■ **Work order**
Please give the whole listing again word for word, and drop any pictures it holds.

■ **Supplied data**
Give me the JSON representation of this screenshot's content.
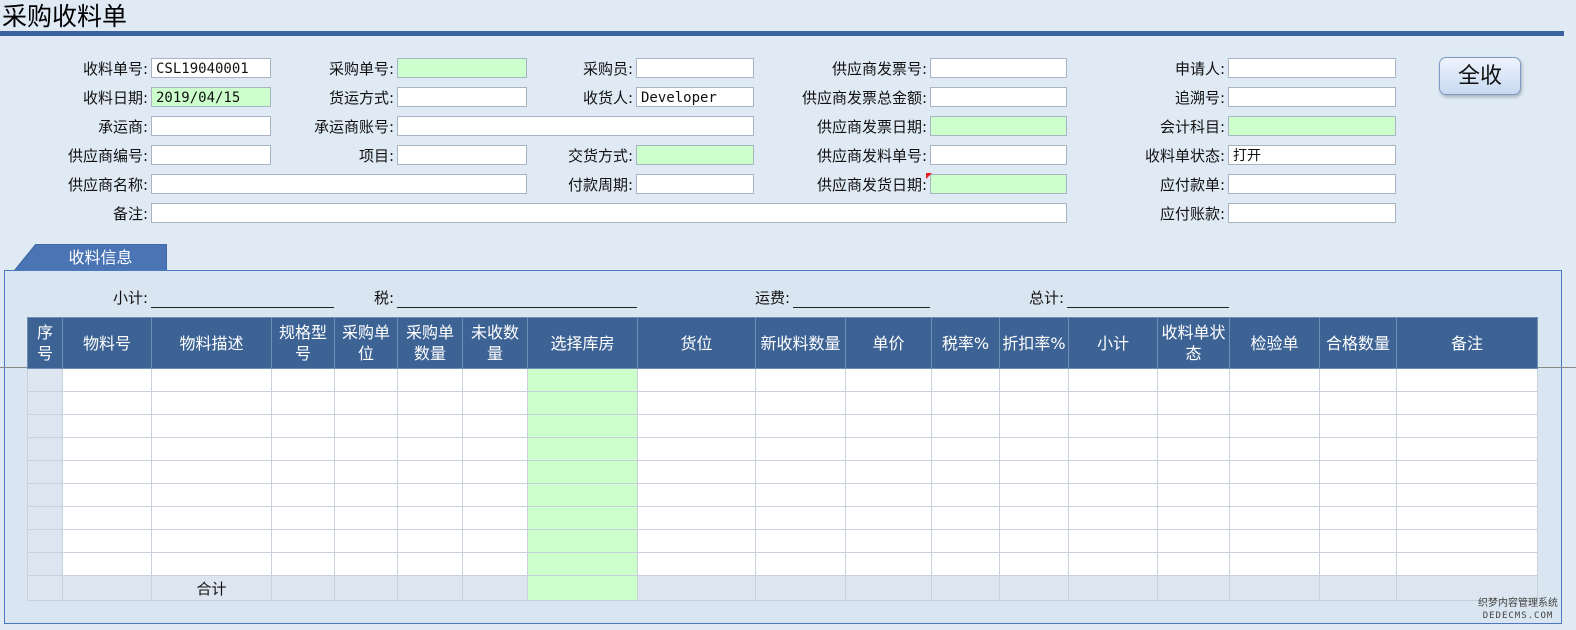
{
  "title": "采购收料单",
  "form": {
    "receipt_no": {
      "label": "收料单号:",
      "value": "CSL19040001"
    },
    "receipt_date": {
      "label": "收料日期:",
      "value": "2019/04/15"
    },
    "carrier": {
      "label": "承运商:",
      "value": ""
    },
    "supplier_code": {
      "label": "供应商编号:",
      "value": ""
    },
    "supplier_name": {
      "label": "供应商名称:",
      "value": ""
    },
    "remark": {
      "label": "备注:",
      "value": ""
    },
    "po_no": {
      "label": "采购单号:",
      "value": ""
    },
    "ship_method": {
      "label": "货运方式:",
      "value": ""
    },
    "carrier_account": {
      "label": "承运商账号:",
      "value": ""
    },
    "project": {
      "label": "项目:",
      "value": ""
    },
    "buyer": {
      "label": "采购员:",
      "value": ""
    },
    "receiver": {
      "label": "收货人:",
      "value": "Developer"
    },
    "delivery_method": {
      "label": "交货方式:",
      "value": ""
    },
    "payment_cycle": {
      "label": "付款周期:",
      "value": ""
    },
    "supplier_invoice_no": {
      "label": "供应商发票号:",
      "value": ""
    },
    "supplier_invoice_total": {
      "label": "供应商发票总金额:",
      "value": ""
    },
    "supplier_invoice_date": {
      "label": "供应商发票日期:",
      "value": ""
    },
    "supplier_dispatch_no": {
      "label": "供应商发料单号:",
      "value": ""
    },
    "supplier_ship_date": {
      "label": "供应商发货日期:",
      "value": ""
    },
    "applicant": {
      "label": "申请人:",
      "value": ""
    },
    "trace_no": {
      "label": "追溯号:",
      "value": ""
    },
    "account_subject": {
      "label": "会计科目:",
      "value": ""
    },
    "receipt_status": {
      "label": "收料单状态:",
      "value": "打开"
    },
    "payable_doc": {
      "label": "应付款单:",
      "value": ""
    },
    "payable_account": {
      "label": "应付账款:",
      "value": ""
    }
  },
  "receive_all_button": "全收",
  "tab_label": "收料信息",
  "summary": {
    "subtotal_label": "小计:",
    "tax_label": "税:",
    "freight_label": "运费:",
    "total_label": "总计:"
  },
  "grid": {
    "columns": [
      "序号",
      "物料号",
      "物料描述",
      "规格型号",
      "采购单位",
      "采购单数量",
      "未收数量",
      "选择库房",
      "货位",
      "新收料数量",
      "单价",
      "税率%",
      "折扣率%",
      "小计",
      "收料单状态",
      "检验单",
      "合格数量",
      "备注"
    ],
    "empty_rows": 9,
    "total_label": "合计"
  },
  "watermark": {
    "line1": "织梦内容管理系统",
    "line2": "DEDECMS.COM"
  },
  "colors": {
    "header_bg": "#3d6395",
    "required_field": "#ccffcc",
    "accent": "#3a62a0"
  }
}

■ **Solution to the exercise**
Give me the JSON representation of this screenshot's content.
{
  "title": "采购收料单",
  "form": {
    "receipt_no": {
      "label": "收料单号:",
      "value": "CSL19040001"
    },
    "receipt_date": {
      "label": "收料日期:",
      "value": "2019/04/15"
    },
    "carrier": {
      "label": "承运商:",
      "value": ""
    },
    "supplier_code": {
      "label": "供应商编号:",
      "value": ""
    },
    "supplier_name": {
      "label": "供应商名称:",
      "value": ""
    },
    "remark": {
      "label": "备注:",
      "value": ""
    },
    "po_no": {
      "label": "采购单号:",
      "value": ""
    },
    "ship_method": {
      "label": "货运方式:",
      "value": ""
    },
    "carrier_account": {
      "label": "承运商账号:",
      "value": ""
    },
    "project": {
      "label": "项目:",
      "value": ""
    },
    "buyer": {
      "label": "采购员:",
      "value": ""
    },
    "receiver": {
      "label": "收货人:",
      "value": "Developer"
    },
    "delivery_method": {
      "label": "交货方式:",
      "value": ""
    },
    "payment_cycle": {
      "label": "付款周期:",
      "value": ""
    },
    "supplier_invoice_no": {
      "label": "供应商发票号:",
      "value": ""
    },
    "supplier_invoice_total": {
      "label": "供应商发票总金额:",
      "value": ""
    },
    "supplier_invoice_date": {
      "label": "供应商发票日期:",
      "value": ""
    },
    "supplier_dispatch_no": {
      "label": "供应商发料单号:",
      "value": ""
    },
    "supplier_ship_date": {
      "label": "供应商发货日期:",
      "value": ""
    },
    "applicant": {
      "label": "申请人:",
      "value": ""
    },
    "trace_no": {
      "label": "追溯号:",
      "value": ""
    },
    "account_subject": {
      "label": "会计科目:",
      "value": ""
    },
    "receipt_status": {
      "label": "收料单状态:",
      "value": "打开"
    },
    "payable_doc": {
      "label": "应付款单:",
      "value": ""
    },
    "payable_account": {
      "label": "应付账款:",
      "value": ""
    }
  },
  "receive_all_button": "全收",
  "tab_label": "收料信息",
  "summary": {
    "subtotal_label": "小计:",
    "tax_label": "税:",
    "freight_label": "运费:",
    "total_label": "总计:"
  },
  "grid": {
    "columns": [
      "序号",
      "物料号",
      "物料描述",
      "规格型号",
      "采购单位",
      "采购单数量",
      "未收数量",
      "选择库房",
      "货位",
      "新收料数量",
      "单价",
      "税率%",
      "折扣率%",
      "小计",
      "收料单状态",
      "检验单",
      "合格数量",
      "备注"
    ],
    "empty_rows": 9,
    "total_label": "合计"
  },
  "watermark": {
    "line1": "织梦内容管理系统",
    "line2": "DEDECMS.COM"
  },
  "colors": {
    "header_bg": "#3d6395",
    "required_field": "#ccffcc",
    "accent": "#3a62a0"
  }
}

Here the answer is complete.